Election Fever has caught the nation. Political meetings awareness campaigns, Posters and banners fill our newspapers. Radio messages carry the candidate’s promises. Everybody seems busy preparing for the national election. Some are hoping to win a majority of votes and finally get themselves into parliament.
There are some things that make people say we are for this person. In some parts of the country women are beginning to mobilise themselves to enter politics, to speak out of women’s rights, to work hard for the rights of poor people. Link fully agrees it’s a great idea for women to enter politics. The more the better!
It is also the right time, however, to ask why do women want to run for a national seat. Why do they think it is a good for the nation for them to seek a place in parliament? What do they add to the nation if many of them sit in parliament?
Is a parliament seat seen as a way to fight for people’s rights, to make sure that the forgotten half of Solomons has a voice or is it a neat way to get a bigger slice of the economic cake, for example, RCDF monies?
We suggest to women candidates that they examine thoroughly why they seek the highest office in the land. Is it because they see it as a place to battle for good ideals? The country sorely needs people with integrity, sound minds and Christian principles. People, both women and men who have what it takes to lead this nation strongly into the new millennium should work together.
Women, Link truly believes, better represent the nation’s other half. The silent voices which are rarely hear from. Women have an inside view on women’s problems, their view point but especially the life of today’s mothers, daughters and grannies.
However, in politics women enter a structure which is governed by the majority. Political ‘horse trading, ’giving up one thing to get another rules the day. That is why it is vital that women who do enter the highest political arena keep in touch with their sisters in the village, in town and in business. No matter what it looks like, democratic power flows only one way from the bottom to the top. Not the other way!
The campaign season is promise time, empty promise time. Many budding politicians like to use God talk to paint themselves in Christian colours.
We ask women not to fall into this kind of political strategy. Keep your message short, clear and doable. Use the old KIS principle. Keep it Simple! Speak about how if you are elected, you will fight poverty. Yes we do have poor people in our society. Village mothers who have to travel many hours to have their sick child taken care of youth who feel left outside of society, old people who are neglected.
One of the most effective ways of getting out of poverty is to increase education opportunities. That doesn’t mean just opening up more schools, getting more children into secondary, having more overseas training. But working for on-going education for adults, non-formal education for women and young adults, and better preschool.
Forgetting one’s roots

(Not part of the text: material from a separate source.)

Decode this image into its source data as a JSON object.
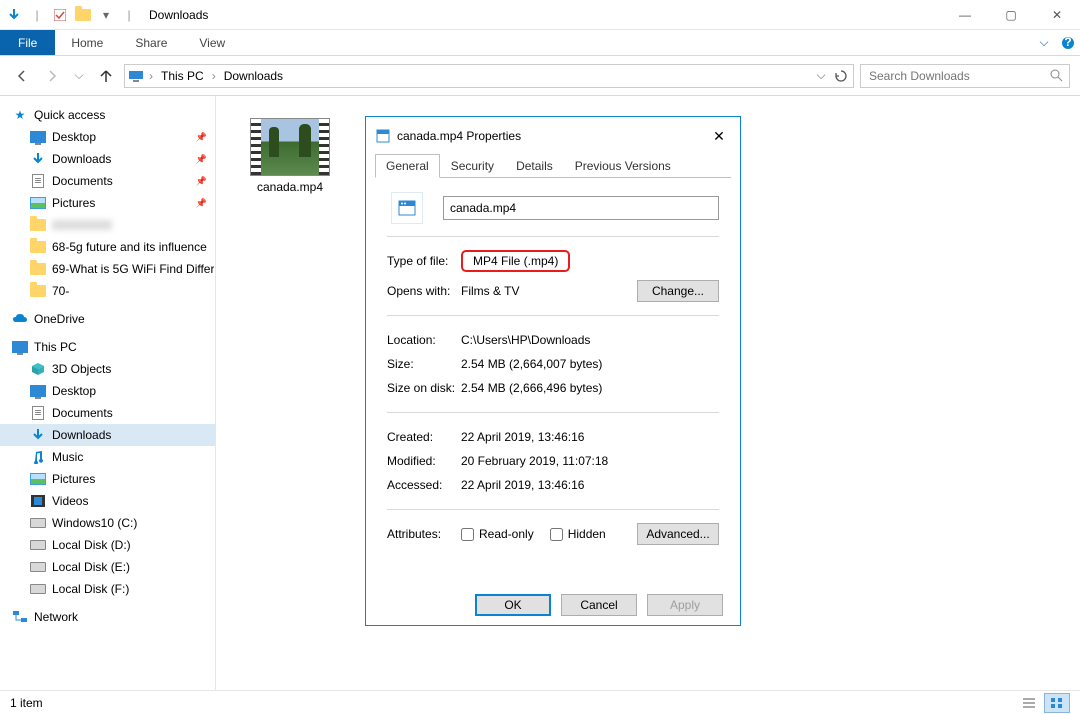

Over the past 35 year’s independence, our Honourable have forgotten their roots. Everyone of them have been born in a village, grew up there but now don’t want to have anything to do with the village. How many times do they revisit their roots? When was the last time they did something worthwhile for their village people? The answer they usually give is just before election time! Isn’t this the reason that village people do not really know their parliamentarian?
Women do better than men?
Link does not say: Women do better than men in politics, what we do say however is that women will not do as badly as the men have done over the past 35 years of independence. Women’s political track record will not destroy a nation through the family, through the children and through the group. Women’s natural instincts are towards the family the group, not business. Give them a chance to address women’s needs and rights rather than business as the top priority.